Saturday, 1 March 2014

Ten Different Types Of Traders. Which One Are You?

In the markets there are many different types of traders and many motivations that drive them. Everyone has heard of different types of traders based on their trading method: Swing Traders, Day Traders, Momentum Traders, etc. 

But what about different types of traders based on their psychology, their very purpose? Some trade for fun and excitement, others trade purely for ego. Other love the game and still others are in it only to make money. In the greatest game on earth it is surprising that many traders have different motivations, in reality the only correct motivation is to make money, that should be the real goal of any trader. 

Here are a list of ten types of traders I have observed on social media. We have all likely been more than one of these types at some time or another while trading. But we need to focus like a laser on the only real reason we should be trading: to make money and once we have made it, to keep it.

1. Greedy Traders: They trade too big and risk too much because their only goal is the easy money.
2. New Traders: They have no idea how the markets work so their only goal is knowledge.
3. Arrogant Traders: Their only goal is to prove they are right and satisfy their fragile egos.
4. Trend Traders: Their only goal is to ride a trend and make money.
5. Scared Traders: Their only goal is to not lose their capital.
6. Perma-Bull Traders: Their only goal is to go long stocks.
7. Perma-Bear Traders: Their only goal is to short stocks.
8. Prophet Traders: Their only goal is to rightly predict market movement then let everyone know they did.
9. Paper Traders: They love the market and study more than anyone but never quite make the plunge into real trading.
10. Rich Traders: Their only goal is to consistently make money and grow their capital over the long term.

Which are you?
Source:http://newtraderu.com/

Quote for the day

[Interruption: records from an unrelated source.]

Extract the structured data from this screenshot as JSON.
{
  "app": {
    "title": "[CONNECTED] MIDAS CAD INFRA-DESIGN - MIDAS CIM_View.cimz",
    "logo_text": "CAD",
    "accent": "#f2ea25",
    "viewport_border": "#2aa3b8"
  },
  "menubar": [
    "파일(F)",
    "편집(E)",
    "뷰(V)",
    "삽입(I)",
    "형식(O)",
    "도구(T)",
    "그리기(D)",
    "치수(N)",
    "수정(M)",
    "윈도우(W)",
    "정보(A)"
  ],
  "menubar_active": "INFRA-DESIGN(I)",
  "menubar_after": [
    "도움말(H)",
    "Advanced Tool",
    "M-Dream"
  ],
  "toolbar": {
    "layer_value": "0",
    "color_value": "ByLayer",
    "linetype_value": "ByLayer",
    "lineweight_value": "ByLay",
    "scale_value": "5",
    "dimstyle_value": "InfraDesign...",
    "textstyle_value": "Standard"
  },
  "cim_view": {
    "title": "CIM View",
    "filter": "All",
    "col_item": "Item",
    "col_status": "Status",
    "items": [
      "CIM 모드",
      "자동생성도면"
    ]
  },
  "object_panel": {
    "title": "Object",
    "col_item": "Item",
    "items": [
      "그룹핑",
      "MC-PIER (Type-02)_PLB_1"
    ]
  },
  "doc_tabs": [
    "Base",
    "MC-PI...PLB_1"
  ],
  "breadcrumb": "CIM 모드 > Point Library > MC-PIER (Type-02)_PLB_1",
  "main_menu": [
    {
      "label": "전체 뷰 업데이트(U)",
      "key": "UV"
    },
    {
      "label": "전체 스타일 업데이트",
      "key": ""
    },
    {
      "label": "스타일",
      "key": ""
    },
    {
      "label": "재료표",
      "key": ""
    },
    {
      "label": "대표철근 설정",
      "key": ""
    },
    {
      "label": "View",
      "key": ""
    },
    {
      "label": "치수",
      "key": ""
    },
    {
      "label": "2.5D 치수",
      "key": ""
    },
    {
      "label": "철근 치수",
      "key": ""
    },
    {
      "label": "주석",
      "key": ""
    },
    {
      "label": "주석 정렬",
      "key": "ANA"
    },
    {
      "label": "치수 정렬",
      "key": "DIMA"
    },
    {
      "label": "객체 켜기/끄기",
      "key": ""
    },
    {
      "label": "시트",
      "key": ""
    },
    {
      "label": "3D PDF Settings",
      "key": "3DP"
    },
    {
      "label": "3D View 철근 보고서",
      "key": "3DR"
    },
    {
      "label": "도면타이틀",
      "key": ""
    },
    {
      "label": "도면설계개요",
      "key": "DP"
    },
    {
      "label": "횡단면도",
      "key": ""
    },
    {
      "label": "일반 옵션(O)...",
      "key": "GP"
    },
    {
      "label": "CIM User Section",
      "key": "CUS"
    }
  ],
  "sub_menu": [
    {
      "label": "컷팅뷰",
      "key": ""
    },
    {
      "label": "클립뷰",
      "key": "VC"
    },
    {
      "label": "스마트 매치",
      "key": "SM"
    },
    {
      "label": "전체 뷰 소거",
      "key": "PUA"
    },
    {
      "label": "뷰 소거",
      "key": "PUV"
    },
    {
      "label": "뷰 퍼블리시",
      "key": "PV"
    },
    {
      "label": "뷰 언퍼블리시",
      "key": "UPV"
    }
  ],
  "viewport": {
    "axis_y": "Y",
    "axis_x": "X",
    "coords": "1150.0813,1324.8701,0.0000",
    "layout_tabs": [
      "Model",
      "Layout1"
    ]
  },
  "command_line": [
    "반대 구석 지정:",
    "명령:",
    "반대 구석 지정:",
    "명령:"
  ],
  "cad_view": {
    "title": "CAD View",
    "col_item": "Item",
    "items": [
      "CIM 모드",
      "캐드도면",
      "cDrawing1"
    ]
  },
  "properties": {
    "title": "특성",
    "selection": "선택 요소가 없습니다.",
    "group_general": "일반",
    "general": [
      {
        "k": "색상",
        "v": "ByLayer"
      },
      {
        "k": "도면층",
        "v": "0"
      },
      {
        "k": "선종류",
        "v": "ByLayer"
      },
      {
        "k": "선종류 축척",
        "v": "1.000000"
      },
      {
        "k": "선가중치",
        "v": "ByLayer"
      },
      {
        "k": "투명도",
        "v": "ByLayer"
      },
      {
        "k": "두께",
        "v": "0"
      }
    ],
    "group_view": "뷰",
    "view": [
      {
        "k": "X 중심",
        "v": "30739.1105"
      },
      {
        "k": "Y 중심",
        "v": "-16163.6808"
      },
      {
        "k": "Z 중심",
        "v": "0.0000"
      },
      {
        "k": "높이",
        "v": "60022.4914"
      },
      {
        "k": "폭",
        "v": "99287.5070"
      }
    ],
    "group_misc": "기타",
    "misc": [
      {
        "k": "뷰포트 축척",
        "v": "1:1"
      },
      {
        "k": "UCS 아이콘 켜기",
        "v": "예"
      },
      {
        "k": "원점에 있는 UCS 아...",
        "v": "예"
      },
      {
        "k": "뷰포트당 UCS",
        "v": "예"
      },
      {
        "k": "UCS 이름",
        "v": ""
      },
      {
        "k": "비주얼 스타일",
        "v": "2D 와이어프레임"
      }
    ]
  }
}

“Even the most brilliant mathematical geniuses will never be able to tell us what the future holds. In the end, what matters is the quality of our decisions in the face of uncertainty.” -  Peter L. Bernstein